Whistler, James Abbott McNeill

Description: James Abbott McNeill Whistler (AMERICAN, 1834-1903) LITHOGRAPH, C. 1890, H 9.75″, W 6″, “GANTS DE SUEDE” Depicting a woman in late nineteenth century dress and a hat. Having an impressed chop mark. Butterfly mark in the stone. Matted.

James Abbott McNeill Whistler (July 11, 1834 – July 17, 1903) was an American artist active during the American Gilded Age and based primarily in the United Kingdom. He was averse to sentimentality and moral allusion in painting, and a leading proponent of the credo “art for art’s sake”. His signature for his paintings took the shape of a stylized butterfly possessing a long stinger for a tail. The symbol combined both aspects of his personality: his art is marked by a subtle delicacy, while his public persona was combative.
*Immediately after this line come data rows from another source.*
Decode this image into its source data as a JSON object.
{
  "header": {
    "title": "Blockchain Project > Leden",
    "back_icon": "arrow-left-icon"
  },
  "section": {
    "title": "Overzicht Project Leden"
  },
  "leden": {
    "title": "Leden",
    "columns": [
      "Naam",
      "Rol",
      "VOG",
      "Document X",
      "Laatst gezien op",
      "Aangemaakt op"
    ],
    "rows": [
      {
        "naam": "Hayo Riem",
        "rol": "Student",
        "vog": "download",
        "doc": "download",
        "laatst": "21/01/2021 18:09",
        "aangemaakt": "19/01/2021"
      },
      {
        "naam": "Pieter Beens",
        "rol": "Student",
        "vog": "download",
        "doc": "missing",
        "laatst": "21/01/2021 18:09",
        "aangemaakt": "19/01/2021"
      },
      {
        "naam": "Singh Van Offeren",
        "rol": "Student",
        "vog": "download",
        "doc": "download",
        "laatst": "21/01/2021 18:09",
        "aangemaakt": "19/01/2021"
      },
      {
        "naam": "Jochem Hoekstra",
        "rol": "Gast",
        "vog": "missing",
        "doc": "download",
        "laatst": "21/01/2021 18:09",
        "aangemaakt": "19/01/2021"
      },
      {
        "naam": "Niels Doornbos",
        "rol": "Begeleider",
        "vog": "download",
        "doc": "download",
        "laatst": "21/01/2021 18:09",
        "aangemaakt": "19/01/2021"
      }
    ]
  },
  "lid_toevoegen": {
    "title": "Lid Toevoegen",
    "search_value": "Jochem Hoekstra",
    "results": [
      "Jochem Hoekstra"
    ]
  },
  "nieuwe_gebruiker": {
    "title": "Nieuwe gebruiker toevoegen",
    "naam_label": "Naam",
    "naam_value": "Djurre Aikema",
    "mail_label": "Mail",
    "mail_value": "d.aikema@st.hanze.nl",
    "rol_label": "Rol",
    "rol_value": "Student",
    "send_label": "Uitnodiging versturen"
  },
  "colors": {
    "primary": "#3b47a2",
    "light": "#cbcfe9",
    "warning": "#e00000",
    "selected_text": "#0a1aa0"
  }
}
He found a parallel between painting and music and entitled many of his paintings “arrangements”, “harmonies”, and “nocturnes”, emphasizing the primacy of tonal harmony. His most famous painting Arrangement in Grey and Black No. 1 (1871), commonly known as Whistler’s Mother, is a revered and often parodied portrait of motherhood. Whistler influenced the art world and the broader culture of his time with his theories and his friendships with leading artists and writers.

Honors, Whistler achieved worldwide recognition during his lifetime:

1884, elected an honorary member of the Royal Academy of Fine Arts in Munich.
1892, made an officer of the Légion d’honneur in France.
1898, became a charter member and first president, International Society of Sculptors, Painters and Gravers.
A statue of James McNeill Whistler by Nicholas Dimbleby was erected in 2005 at the north end of Battersea Bridge on the River Thames in the United Kingdom.